P id=igs can be found all over Segovia. And by all over, I mean everywhere. And by pigs, I mean baby pigs. Pigs that are plucked from their little piggy homes when they're exactly 3 months, 3 weeks, and 3 days old (=114 days). It would seem that pig farmers in Castilla-León are not only very much into numerology but are keen counters - at least up to 114. Maybe even 115. But 115 has no place in the world of baby pigs. The little piggies must also be unblemished by Biblical standards; their colouring must be "white, creamy or waxen, clean and homogeneous, without strange spots of blood or other discolourations." Flawed little piggies presumably don't go to market (and go wee wee wee all the way home).

Every restaurant offers a host of little piggy dishes but the pièce de rés id=istance is the local speciality: cochinillo asado, or roast suckling piglet, slow-cooked in wood-fired ovens and basted with lard until crispy. Windows of restaurants are festooned with either images, replicas or actual roasted piggies cut open along the stomach and spreadeagled in a pigs-can-fly posture or rows of dead little piggies all white, creamy or waxen, clean and homogeneous, without strange spots of blood or other discolourations.

Segovia is a holocaust of pigs.

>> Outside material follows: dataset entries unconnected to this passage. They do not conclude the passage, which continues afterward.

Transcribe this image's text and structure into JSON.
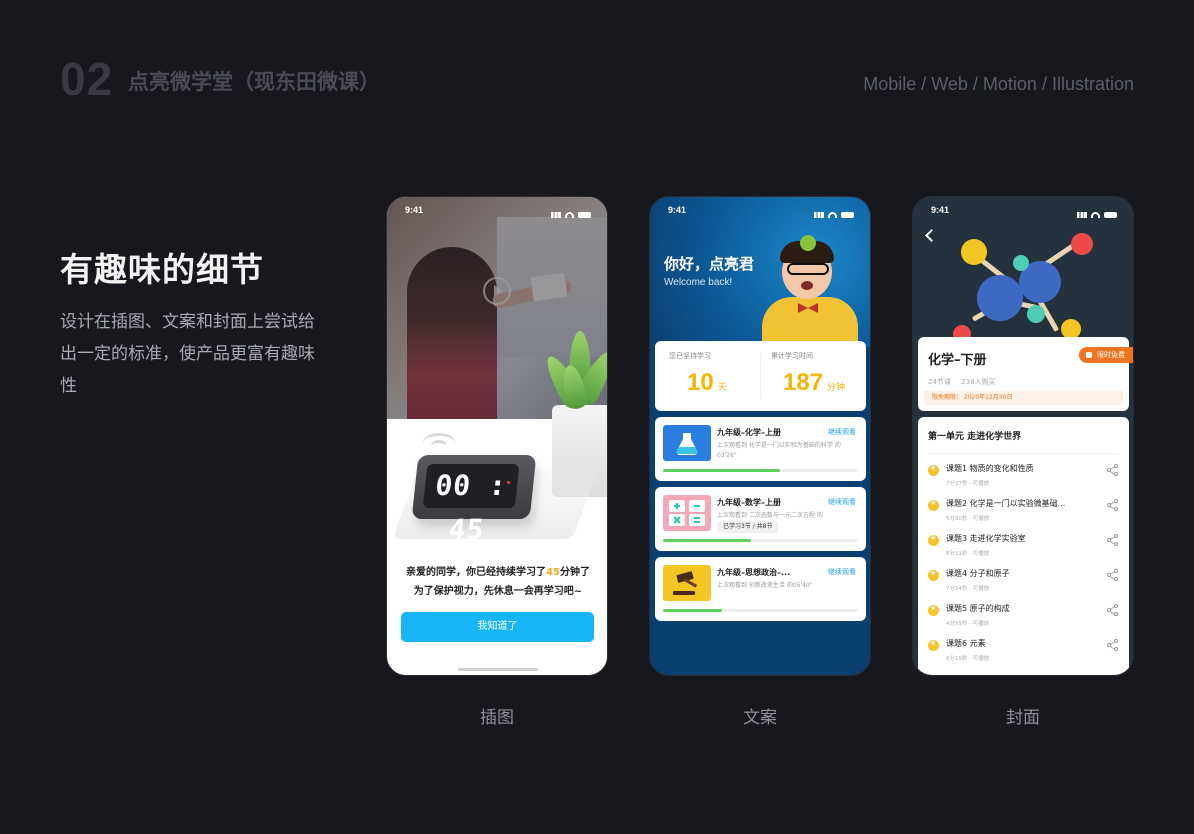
{
  "header": {
    "number": "02",
    "title": "点亮微学堂（现东田微课）",
    "tags": "Mobile / Web / Motion / Illustration"
  },
  "section": {
    "title": "有趣味的细节",
    "description": "设计在插图、文案和封面上尝试给出一定的标准，使产品更富有趣味性"
  },
  "captions": [
    "插图",
    "文案",
    "封面"
  ],
  "phone1": {
    "time": "9:41",
    "clock": "00 : 45",
    "message_pre": "亲爱的同学，你已经持续学习了",
    "message_minutes": "45",
    "message_post": "分钟了",
    "message_line2": "为了保护视力，先休息一会再学习吧~",
    "button": "我知道了"
  },
  "phone2": {
    "time": "9:41",
    "greeting": "你好，点亮君",
    "greeting_en": "Welcome back!",
    "stat1": {
      "label": "您已坚持学习",
      "value": "10",
      "unit": "天"
    },
    "stat2": {
      "label": "累计学习时间",
      "value": "187",
      "unit": "分钟"
    },
    "courses": [
      {
        "title": "九年级–化学–上册",
        "action": "继续观看",
        "sub": "上次观看到 化学是一门以实验为基础的科学 的03'26\"",
        "progress": 0.6,
        "icon_color": "#2a7de1",
        "icon": "flask-icon"
      },
      {
        "title": "九年级–数学–上册",
        "action": "继续观看",
        "sub": "上次观看到 二次函数与一元二次方程 的",
        "tip": "已学习3节 / 共8节",
        "progress": 0.45,
        "icon_color": "#f4a7b9",
        "icon": "math-icon"
      },
      {
        "title": "九年级–思想政治–...",
        "action": "继续观看",
        "sub": "上次观看到 创新改变生活 的05'40\"",
        "progress": 0.3,
        "icon_color": "#f3c623",
        "icon": "gavel-icon"
      }
    ]
  },
  "phone3": {
    "time": "9:41",
    "title": "化学–下册",
    "badge": "限时免费",
    "lessons_count": "24节课",
    "buyers": "238人购买",
    "free_until": "限免期限：  2020年12月30日",
    "unit_title": "第一单元 走进化学世界",
    "lessons": [
      {
        "title": "课题1 物质的变化和性质",
        "meta": "7分27秒 · 可播放"
      },
      {
        "title": "课题2 化学是一门以实验微基础...",
        "meta": "5分30秒 · 可播放"
      },
      {
        "title": "课题3 走进化学实验室",
        "meta": "8分11秒 · 可播放"
      },
      {
        "title": "课题4 分子和原子",
        "meta": "7分14秒 · 可播放"
      },
      {
        "title": "课题5 原子的构成",
        "meta": "4分55秒 · 可播放"
      },
      {
        "title": "课题6 元素",
        "meta": "6分19秒 · 可播放"
      }
    ]
  }
}
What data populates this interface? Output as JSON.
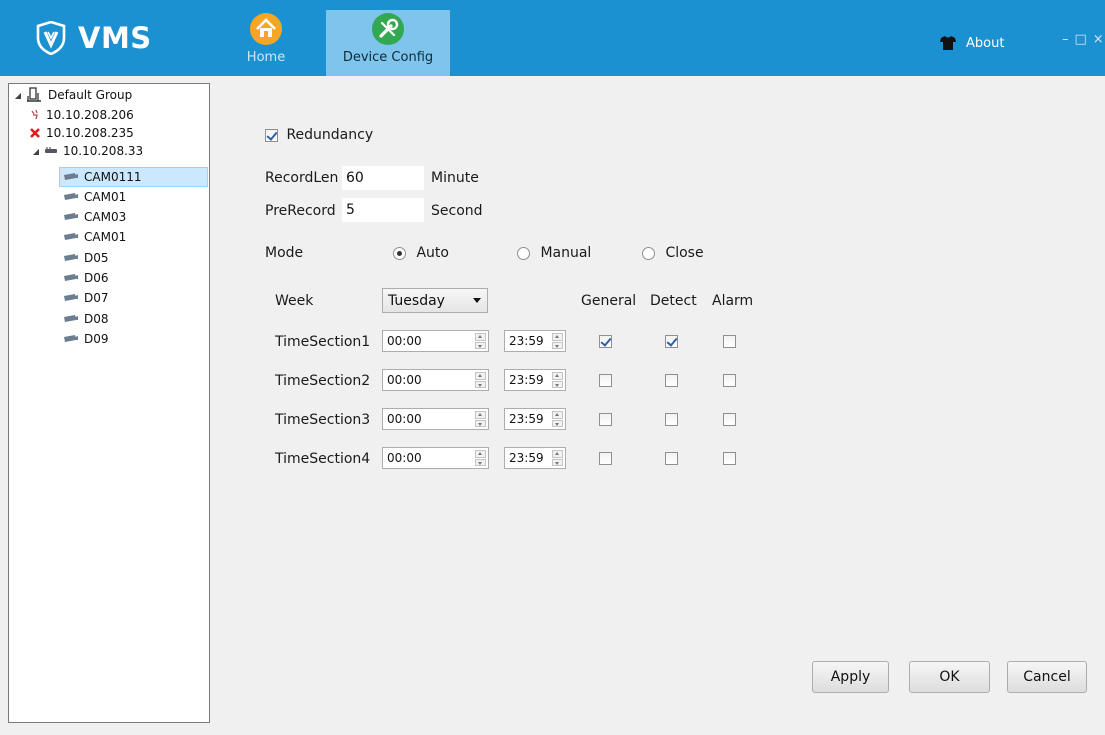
{
  "app": {
    "title": "VMS"
  },
  "nav": {
    "tabs": [
      {
        "label": "Home",
        "icon": "home-icon",
        "active": false
      },
      {
        "label": "Device Config",
        "icon": "wrench-icon",
        "active": true
      }
    ],
    "about_label": "About",
    "window_controls": [
      "–",
      "□",
      "×"
    ]
  },
  "tree": {
    "root": "Default Group",
    "devices": [
      {
        "label": "10.10.208.206",
        "icon": "plug-icon"
      },
      {
        "label": "10.10.208.235",
        "icon": "error-x-icon"
      },
      {
        "label": "10.10.208.33",
        "icon": "device-icon"
      }
    ],
    "channels": [
      "CAM0111",
      "CAM01",
      "CAM03",
      "CAM01",
      "D05",
      "D06",
      "D07",
      "D08",
      "D09"
    ],
    "selected_channel": "CAM0111"
  },
  "config": {
    "redundancy_label": "Redundancy",
    "redundancy_checked": true,
    "record_len_label": "RecordLen",
    "record_len_value": "60",
    "record_len_unit": "Minute",
    "pre_record_label": "PreRecord",
    "pre_record_value": "5",
    "pre_record_unit": "Second",
    "mode_label": "Mode",
    "mode_options": [
      "Auto",
      "Manual",
      "Close"
    ],
    "mode_selected": "Auto",
    "week_label": "Week",
    "week_value": "Tuesday",
    "col_general": "General",
    "col_detect": "Detect",
    "col_alarm": "Alarm",
    "sections": [
      {
        "label": "TimeSection1",
        "start": "00:00",
        "end": "23:59",
        "general": true,
        "detect": true,
        "alarm": false
      },
      {
        "label": "TimeSection2",
        "start": "00:00",
        "end": "23:59",
        "general": false,
        "detect": false,
        "alarm": false
      },
      {
        "label": "TimeSection3",
        "start": "00:00",
        "end": "23:59",
        "general": false,
        "detect": false,
        "alarm": false
      },
      {
        "label": "TimeSection4",
        "start": "00:00",
        "end": "23:59",
        "general": false,
        "detect": false,
        "alarm": false
      }
    ]
  },
  "buttons": {
    "apply": "Apply",
    "ok": "OK",
    "cancel": "Cancel"
  },
  "colors": {
    "header": "#1b91d2",
    "active_tab": "#7fc4ea",
    "panel_bg": "#f0f0f0"
  }
}
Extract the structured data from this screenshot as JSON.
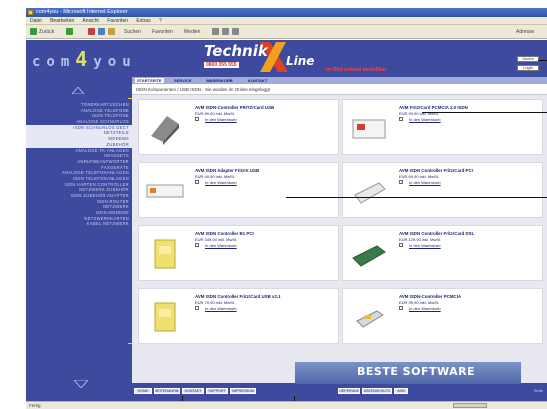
{
  "window": {
    "title": "com4you - Microsoft Internet Explorer",
    "menus": [
      "Datei",
      "Bearbeiten",
      "Ansicht",
      "Favoriten",
      "Extras",
      "?"
    ],
    "toolbar": {
      "back_label": "Zurück",
      "search_label": "Suchen",
      "favorites_label": "Favoriten",
      "media_label": "Medien",
      "address_label": "Adresse"
    },
    "status_text": "Fertig"
  },
  "header": {
    "logo_left": "com",
    "logo_four": "4",
    "logo_right": "you",
    "technik": "Technik",
    "line": "Line",
    "phone": "0800 355 555",
    "tagline": "im Bild schnell bestellbar",
    "btn_1": "Suche",
    "btn_2": "Login"
  },
  "topnav": {
    "items": [
      "STARTSEITE",
      "SERVICE",
      "WARENKORB",
      "KONTAKT"
    ]
  },
  "breadcrumb": "ISDN Komponenten / USB ISDN - Sie wurden im Online eingeloggt",
  "sidebar": {
    "items": [
      "TONERKARTUSCHEN",
      "ANALOGE TELEFONE",
      "ISDN TELEFONE",
      "ANALOGE SCHNURLOS",
      "ISDN SCHNURLOS DECT",
      "NETZTEILE",
      "MODEMS",
      "ZUBEHÖR",
      "ANALOGE TK-ANLAGEN",
      "HEADSETS",
      "ANRUFBEANTWORTER",
      "FAXGERÄTE",
      "ANALOGE TELEFONANLAGEN",
      "ISDN TELEFONANLAGEN",
      "ISDN KARTEN CONTROLLER",
      "NETZWERK ZUBEHÖR",
      "ISDN ZUBEHÖR ADAPTER",
      "ISDN ROUTER",
      "NETZWERK",
      "ISDN MODEMS",
      "NETZWERKKARTEN",
      "KABEL NETZWERK"
    ],
    "highlight_indices": [
      4,
      5,
      6,
      7
    ]
  },
  "products": [
    {
      "name": "AVM ISDN-Controller FRITZ!Card USB",
      "price": "EUR 89,90 inkl. MwSt.",
      "cart": "In den Warenkorb"
    },
    {
      "name": "AVM Fritz!Card PCMCIA 2.0 ISDN",
      "price": "EUR 99,90 inkl. MwSt.",
      "cart": "In den Warenkorb"
    },
    {
      "name": "AVM ISDN Adapter Fritz!X USB",
      "price": "EUR 49,90 inkl. MwSt.",
      "cart": "In den Warenkorb"
    },
    {
      "name": "AVM ISDN Controller Fritz!Card PCI",
      "price": "EUR 69,90 inkl. MwSt.",
      "cart": "In den Warenkorb"
    },
    {
      "name": "AVM ISDN Controller B1 PCI",
      "price": "EUR 349,00 inkl. MwSt.",
      "cart": "In den Warenkorb"
    },
    {
      "name": "AVM ISDN Controller Fritz!Card DSL",
      "price": "EUR 129,90 inkl. MwSt.",
      "cart": "In den Warenkorb"
    },
    {
      "name": "AVM ISDN Controller Fritz!Card USB v2.1",
      "price": "EUR 79,90 inkl. MwSt.",
      "cart": "In den Warenkorb"
    },
    {
      "name": "AVM ISDN-Controller PCMCIA",
      "price": "EUR 99,90 inkl. MwSt.",
      "cart": "In den Warenkorb"
    }
  ],
  "banner": "BESTE SOFTWARE",
  "footer": {
    "buttons": [
      "HOME",
      "SEITENANFANG",
      "KONTAKT",
      "SUPPORT",
      "IMPRESSUM",
      "LIEFERUNG",
      "DATENSCHUTZ",
      "AGB"
    ],
    "end_label": "Seite"
  }
}
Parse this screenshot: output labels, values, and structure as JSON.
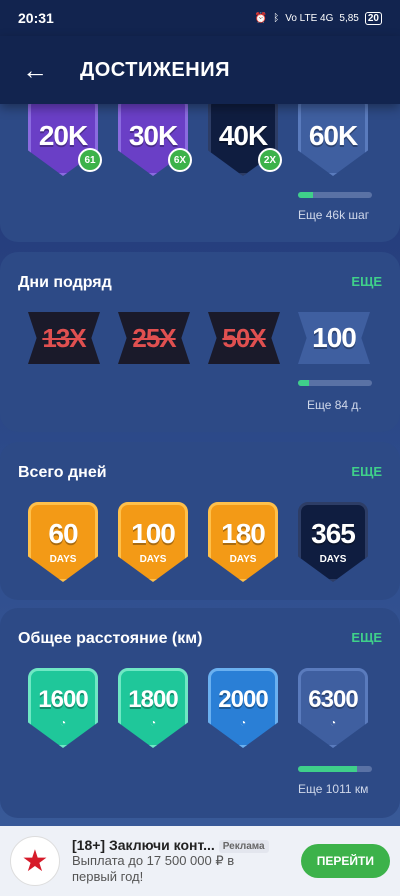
{
  "status": {
    "time": "20:31",
    "network": "Vo LTE 4G",
    "speed": "5,85",
    "battery": "20"
  },
  "header": {
    "back_icon": "arrow-left-icon",
    "title": "ДОСТИЖЕНИЯ"
  },
  "steps": {
    "badges": [
      {
        "label": "20K",
        "mult": "61"
      },
      {
        "label": "30K",
        "mult": "6X"
      },
      {
        "label": "40K",
        "mult": "2X"
      },
      {
        "label": "60K",
        "mult": ""
      }
    ],
    "progress": 0.2,
    "progress_text": "Еще 46k шаг"
  },
  "streak": {
    "title": "Дни подряд",
    "more": "ЕЩЕ",
    "badges": [
      {
        "label": "13X"
      },
      {
        "label": "25X"
      },
      {
        "label": "50X"
      },
      {
        "label": "100"
      }
    ],
    "progress": 0.15,
    "progress_text": "Еще 84 д."
  },
  "total_days": {
    "title": "Всего дней",
    "more": "ЕЩЕ",
    "badges": [
      {
        "label": "60",
        "sub": "DAYS"
      },
      {
        "label": "100",
        "sub": "DAYS"
      },
      {
        "label": "180",
        "sub": "DAYS"
      },
      {
        "label": "365",
        "sub": "DAYS"
      }
    ]
  },
  "distance": {
    "title": "Общее расстояние (км)",
    "more": "ЕЩЕ",
    "badges": [
      {
        "label": "1600"
      },
      {
        "label": "1800"
      },
      {
        "label": "2000"
      },
      {
        "label": "6300"
      }
    ],
    "progress": 0.8,
    "progress_text": "Еще 1011 км"
  },
  "ad": {
    "title": "[18+] Заключи конт...",
    "tag": "Реклама",
    "subtitle": "Выплата до 17 500 000 ₽ в первый год!",
    "button": "ПЕРЕЙТИ"
  },
  "colors": {
    "accent": "#3fd08a",
    "purple": "#6a3fc6",
    "orange": "#f39a16",
    "teal": "#1fc79a",
    "blue": "#2a7fd6",
    "navy": "#0f1d40"
  }
}
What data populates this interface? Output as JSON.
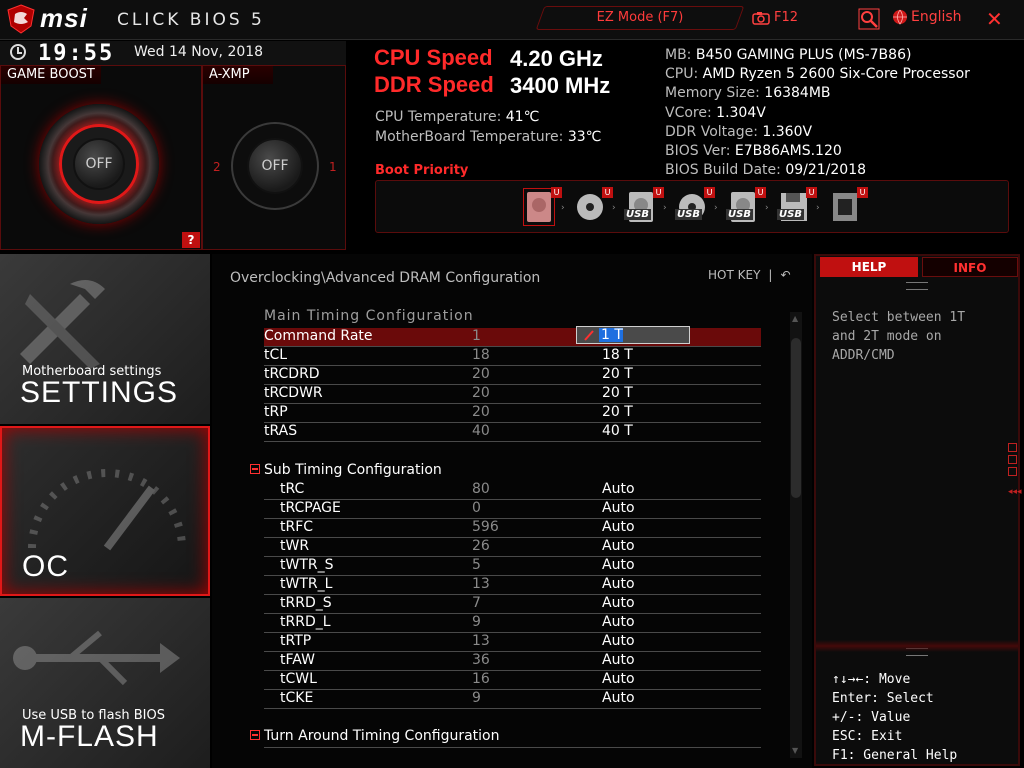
{
  "topbar": {
    "brand": "msi",
    "product": "CLICK BIOS 5",
    "ez_mode": "EZ Mode (F7)",
    "screenshot_key": "F12",
    "language": "English"
  },
  "status": {
    "time": "19:55",
    "date": "Wed  14 Nov, 2018",
    "game_boost_label": "GAME BOOST",
    "game_boost_state": "OFF",
    "axmp_label": "A-XMP",
    "axmp_state": "OFF",
    "axmp_left": "2",
    "axmp_right": "1",
    "help_icon": "?",
    "cpu_speed_label": "CPU Speed",
    "cpu_speed_value": "4.20 GHz",
    "ddr_speed_label": "DDR Speed",
    "ddr_speed_value": "3400 MHz",
    "cpu_temp_label": "CPU Temperature: ",
    "cpu_temp_value": "41℃",
    "mb_temp_label": "MotherBoard Temperature: ",
    "mb_temp_value": "33℃",
    "boot_priority_label": "Boot Priority"
  },
  "sysinfo": [
    {
      "label": "MB: ",
      "value": "B450 GAMING PLUS (MS-7B86)"
    },
    {
      "label": "CPU: ",
      "value": "AMD Ryzen 5 2600 Six-Core Processor"
    },
    {
      "label": "Memory Size: ",
      "value": "16384MB"
    },
    {
      "label": "VCore: ",
      "value": "1.304V"
    },
    {
      "label": "DDR Voltage: ",
      "value": "1.360V"
    },
    {
      "label": "BIOS Ver: ",
      "value": "E7B86AMS.120"
    },
    {
      "label": "BIOS Build Date: ",
      "value": "09/21/2018"
    }
  ],
  "boot_devices": [
    {
      "icon": "hdd-icon",
      "label": "",
      "badge": "U"
    },
    {
      "icon": "optical-disc-icon",
      "label": "",
      "badge": "U"
    },
    {
      "icon": "usb-hdd-icon",
      "label": "USB",
      "badge": "U"
    },
    {
      "icon": "usb-optical-icon",
      "label": "USB",
      "badge": "U"
    },
    {
      "icon": "usb-key-icon",
      "label": "USB",
      "badge": "U"
    },
    {
      "icon": "usb-floppy-icon",
      "label": "USB",
      "badge": "U"
    },
    {
      "icon": "network-icon",
      "label": "",
      "badge": "U"
    }
  ],
  "nav": {
    "settings_sub": "Motherboard settings",
    "settings_title": "SETTINGS",
    "oc_title": "OC",
    "mflash_sub": "Use USB to flash BIOS",
    "mflash_title": "M-FLASH"
  },
  "main": {
    "breadcrumb": "Overclocking\\Advanced DRAM Configuration",
    "hotkey_label": "HOT KEY",
    "hotkey_sep": "|",
    "main_timing_header": "Main  Timing  Configuration",
    "sub_timing_header": "Sub Timing Configuration",
    "turnaround_header": "Turn Around Timing Configuration",
    "main_rows": [
      {
        "name": "Command Rate",
        "current": "1",
        "value": "1 T"
      },
      {
        "name": "tCL",
        "current": "18",
        "value": "18 T"
      },
      {
        "name": "tRCDRD",
        "current": "20",
        "value": "20 T"
      },
      {
        "name": "tRCDWR",
        "current": "20",
        "value": "20 T"
      },
      {
        "name": "tRP",
        "current": "20",
        "value": "20 T"
      },
      {
        "name": "tRAS",
        "current": "40",
        "value": "40 T"
      }
    ],
    "sub_rows": [
      {
        "name": "tRC",
        "current": "80",
        "value": "Auto"
      },
      {
        "name": "tRCPAGE",
        "current": "0",
        "value": "Auto"
      },
      {
        "name": "tRFC",
        "current": "596",
        "value": "Auto"
      },
      {
        "name": "tWR",
        "current": "26",
        "value": "Auto"
      },
      {
        "name": "tWTR_S",
        "current": "5",
        "value": "Auto"
      },
      {
        "name": "tWTR_L",
        "current": "13",
        "value": "Auto"
      },
      {
        "name": "tRRD_S",
        "current": "7",
        "value": "Auto"
      },
      {
        "name": "tRRD_L",
        "current": "9",
        "value": "Auto"
      },
      {
        "name": "tRTP",
        "current": "13",
        "value": "Auto"
      },
      {
        "name": "tFAW",
        "current": "36",
        "value": "Auto"
      },
      {
        "name": "tCWL",
        "current": "16",
        "value": "Auto"
      },
      {
        "name": "tCKE",
        "current": "9",
        "value": "Auto"
      }
    ]
  },
  "help": {
    "tab_help": "HELP",
    "tab_info": "INFO",
    "text": "Select between 1T and 2T mode on ADDR/CMD",
    "keys": [
      "↑↓→←: Move",
      "Enter: Select",
      "+/-: Value",
      "ESC: Exit",
      "F1: General Help"
    ]
  },
  "colors": {
    "accent": "#ff2a2a",
    "selected_row": "#6a0a0a",
    "background": "#000000"
  }
}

Even in my most carnivorous days - and in truth pork was my meat of choice - I couldn't have imagined a table set with a 3 month, 3 week, and 3 day-old little piggy. This is veal for pork eaters.

But amid all this porcine carnage, there was a bright spot. And it wasn't the weather. At the visitor information centre - which our guidebook indicated was beside the aqueduct we never saw because of the fog - we were somewhat taken aback with the city's belén. Instead of the ubiquitous plaster Holy Families, the visitor centre offered a cochinillo nativity scene, enlisting the stuffed pink piggies sold to tourists for their Sagrada Familia. Either the stuffed pink piggies weren't selling very well or Segovians have a very wry sense of humour for, there before us, was:

*the Virgin Mary (
stuffed pink piggy in a blue robe)
*Joseph (
stuffed pink piggy with a staff)
*baby Jesus (
stuffed pink piggy wearing a diaper).
*a group of shepherds (
stuffed pink piggies with little sheep)
*an angel (
stuffed pink piggy with halo) suspended from the ceiling, and
*the Three Kings (
stuffed pink piggies with crowns) arriving from the East.

 id=In a culture that places far greater celebratory weight on the Visitation of the Three Kings (los Reyes Magos) than on Christmas Day - after all, baby Jesus (stuffed pink piggy wearing a diaper) didn't get any gifts until the Magi appeared on the scene - I was tickled (pink) that the city was able to deconstruct the over-the-topness of the country's belénes, the sanctity of the Christmas season, the metamorphosis of the Three Kings into the Three Little Pigs, and its own iconic gastronomic piggy in one fell swoop. Although I think my grandmothers may have both rolled over in their graves.

Rrrrrrrrrrrrrrrrosa 2: Los Gatitos:0


Me and my camera said...

As vegetarians, you and Senor Gatto must have been very queasy at the sight of all that carnage...

La Gatita Gringa said...

More sad than queasy ... although there was a Madame Tussaud quality to it all.

Me and my camera said...

Wax museums always give me the creeps...